How to Fix the Broken Agency Model

Four Reasons Why a Production Structure Will Help Agencies Succeed

By Published on .

Reprints Reprints

The idea that the agency model is "broken" is something that's been kicked around the advertising world for a while now, with few concrete ideas to suggest what might replace it -- until recently. During a spirited speech at the Association of National Advertisers' Masters of Marketing conference this October, PepsiCo president Brad Jakeman called out ad holding companies' lack of interest in acquiring content studios and the apparent reluctance of advertising veterans to move away from traditional platforms like TV.

While I'm not on board with the argument that the advertising world hasn't caught up to our digital reality, I can't disagree that the agency model is overdue for a full overhaul. It goes without saying that the days of producing a TV spot with some print and digital work to back it up are over, yet this is the workflow many agencies are still structured for. Brands are now expected to produce thousands of pieces of content in an endless cycle, on a fraction of the budget they might have had for a campaign 20 years ago. This is a state of affairs that most agencies completely understand, but are not set up to accomplish in the most effective, efficient way.

It's time for a better, smarter way of doing business. Today's client needs call for a model that grafts the creative assets of the traditional agency onto the structure and technical capabilities of a production company. Where planning was once integral to the usefulness of an agency, these days things move so quickly that the ability to be flexible and react instantly is often a more valuable and useful skill. This is what the production structure and mindset allows for. Here's what else it brings to agencies:

1. A production model allows agencies to bring content to market quickly. There's no waiting for back-and-forth with third-party production companies. There's no drawn-out approval process, no time spent briefing someone else's creatives, no worry that your team won't mesh with someone else's. You control the creative process and the production schedule, from start to finish.

2. It enhances the creative process by allowing for experimentation.
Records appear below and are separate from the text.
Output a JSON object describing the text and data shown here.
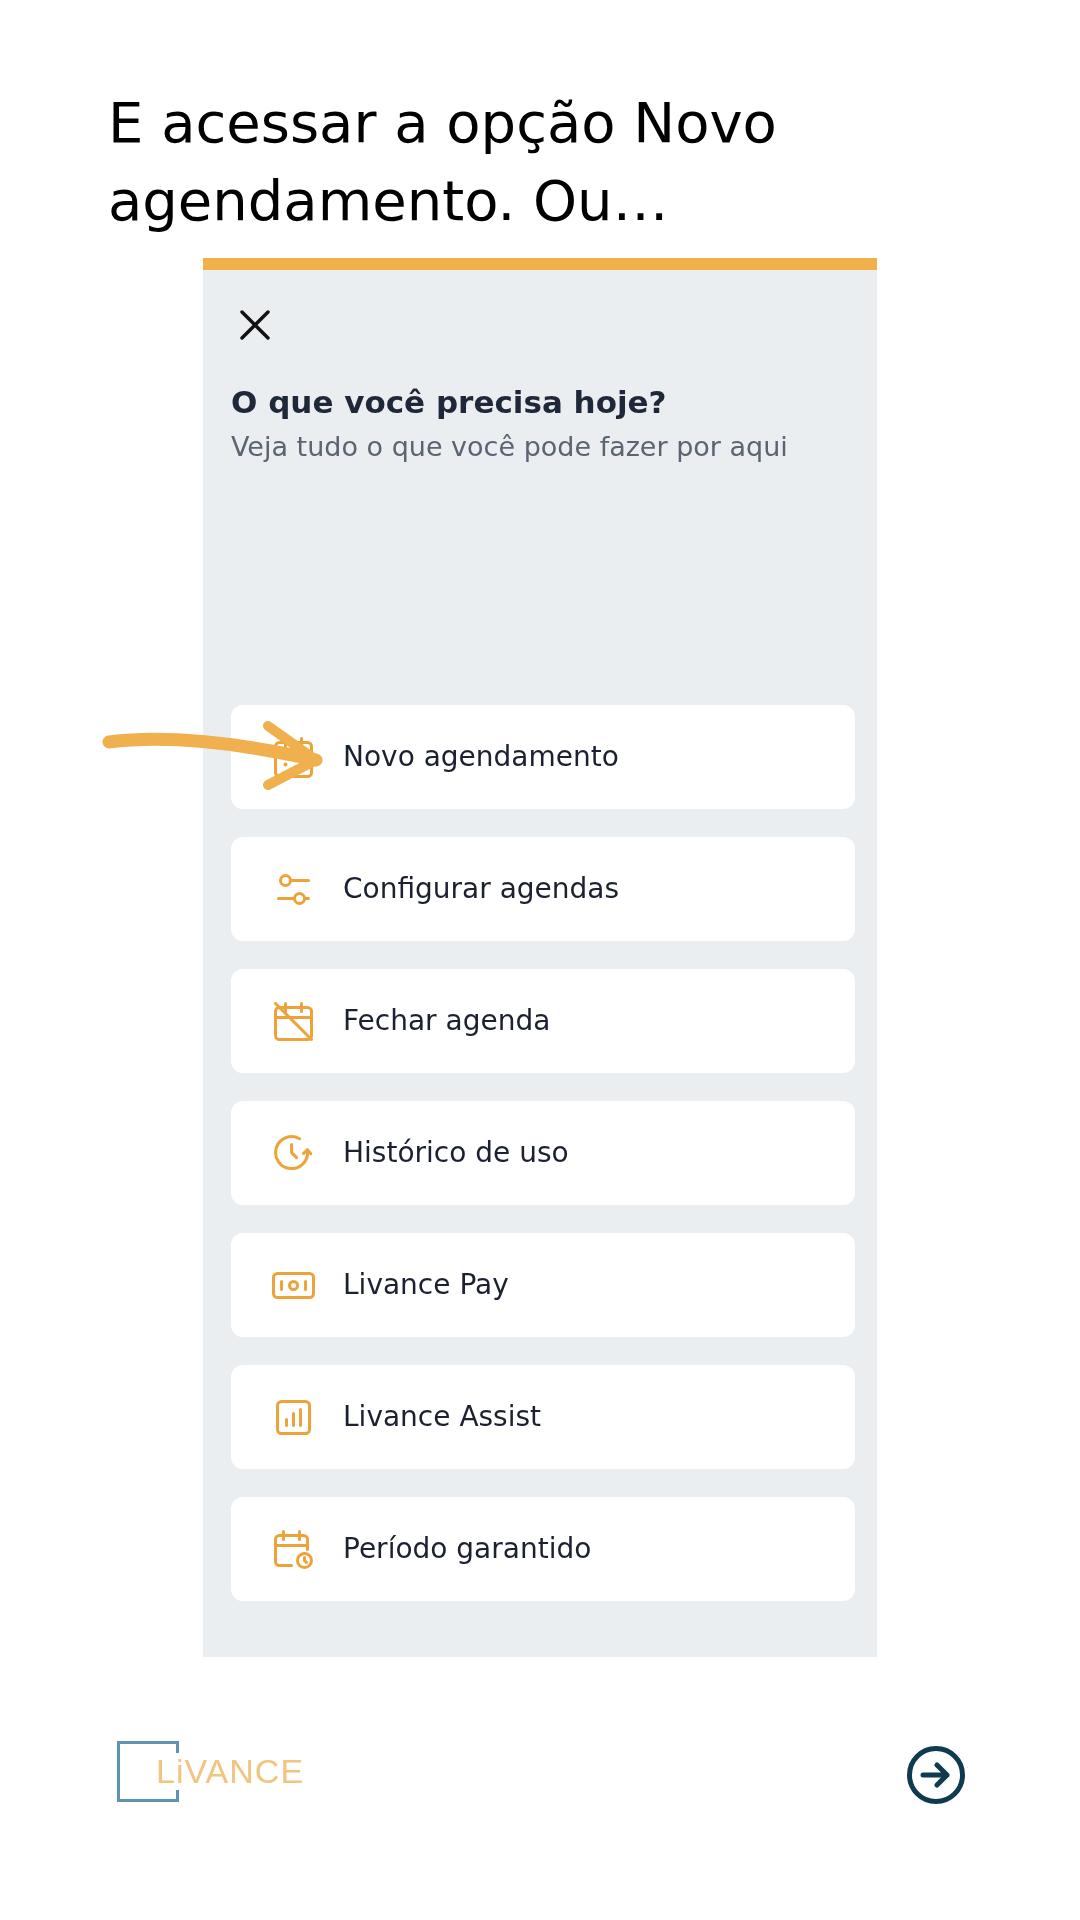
{
  "headline": "E acessar a opção Novo agendamento. Ou…",
  "panel": {
    "title": "O que você precisa hoje?",
    "subtitle": "Veja tudo o que você pode fazer por aqui",
    "items": [
      {
        "label": "Novo agendamento"
      },
      {
        "label": "Configurar agendas"
      },
      {
        "label": "Fechar agenda"
      },
      {
        "label": "Histórico de uso"
      },
      {
        "label": "Livance Pay"
      },
      {
        "label": "Livance Assist"
      },
      {
        "label": "Período garantido"
      }
    ]
  },
  "footer": {
    "logo": "LiVANCE"
  }
}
Just as startups innovate through rapid prototyping and endless testing, agencies with production capabilities built in can keep pushing their ideas forward, and discard what doesn't work, without paying a third party for the project.

3. The agency production model allows you to produce a huge variety and volume of content across platforms. Delivering beyond the brief and showing your client that you're capable of iterating and pushing your creative in many different directions is hugely valuable.

4. It allows agencies to react to what's happening in the news and in culture in real time. It's not enough to just create content for your clients -- it needs to be relevant. This is crucial for brands trying to gain earned media and have a voice in the larger cultural conversation.

The agencies that are well placed in this era are those that were born from production companies in the first place, and later evolved into creative agencies. They have built their creative process off a production foundation and now are finding that they are well-suited to the current climate. But that's not to say that traditional agencies can't catch up. In fact, some larger agencies are wisely beefing up their production capabilities by building studios and hiring in-house production teams. In the coming years, those that don't or can't do the same will likely find themselves left behind.

In this article:
Most Popular